Before leaving Teso, Dr. Sanneta visited Sipi Falls which she described as a “breathtaking site” and the hike down to the base of these falls was “quite an amazing experience” for her. 

In Kampala, Dr. Sanneta met the reigning Miss Uganda Zahara Nakiyaga.

“I took her to Special Children Special People, a home in Bunga, that helps prepare children with disabilities for formal education,” said Zahara. “She interacted with the children and met their teachers. It was a great experience getting together again and rehashing old memories at Miss World.” 
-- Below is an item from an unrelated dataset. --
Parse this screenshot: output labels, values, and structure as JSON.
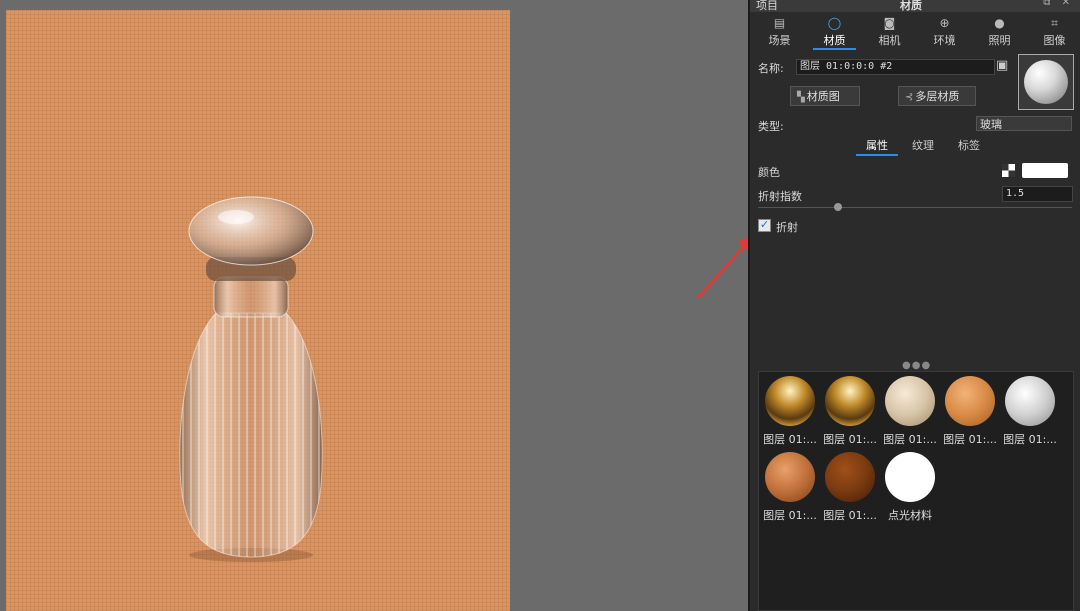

The Director of that special needs home, Dr. Naboth Colle, said the children had a great experience with Miss Jamaica: “She was interested in their welfare; how they live and cope. She talked to and took pictures with them and we were all honoured by her presence and touched by her compassion.” 

Dr. Sanneta also met Pauline Akurut, the reigning Miss Tourism. 

“Such a world beauty but she is out there working so hard and making a huge difference,” said Pauline, of how the Caribbean queen's work ethic inspired her. “I learnt a lot from her.”  

 Beauty tips
Interestingly, Dr. Sanneta's journey on the runaway started coincidentally. Her one dream was to become a doctor and help the suffering lot. But after completing medical school, her best friend convinced her to enter the Miss Jamaica pageant. She won it and represented her country at the 2015 Miss World beauty contest in China where she finished third runner-up, and won the Miss World Caribbean crown. 

No doubt for our national beauty queens to perform better on the world stage they have to prepare adequately. Dr. Sanneta had to hire a specialist to train her in poise, a dance master to help sharpen her dancing skills, and was coached by public speaking scholars in the art of oratory as part of her preparations for Miss Jamaica and Miss World beauty contests. 

“When you are in a competition like Miss World, you look in front there are beautiful girls, you look behind there are beautiful women, you look aside there are beautiful women; so you have to be versatile,” she said. “You have to have something that sets you apart, and that is what comes from the inside. You have to have exceptional self-belief because it helps you to perform without pressure.” 

To somebody aspiring to be a strong woman, Dr Sanneta shares the importance of value system: “You have to know what you stand for because if you stand for nothing you fall for everything. Also you have to know that you have a lot to offer the world and the determination to commit yourself to a task in line with with your passion. That makes it easier for you to shine.” 

Shining is what Dr. Sanneta does, giving concrete meaning to her name which loosely translates to “shining sun.” 

She stays in shape by having enough sleep, drinking lots of water which “helps the skin” and staying active by running more, dancing, connecting with friends, helping the less privileged; generally doing things that help “the body, mind and spirit.” 

Dr. Sanneta is dating and hopes to get married at the right time. But her focus currently is to complete her reigns as Miss World Caribbean and Miss Jamaica positively. “Then I’ll return to my regular life and practice medicine,” she says with a smile.

The interview ends with a sermon on togetherness and industriousness: “Love and unity is something I always preach; we need to unify as Africans; those abroad and those at home, and continue to work and make a better world for our children."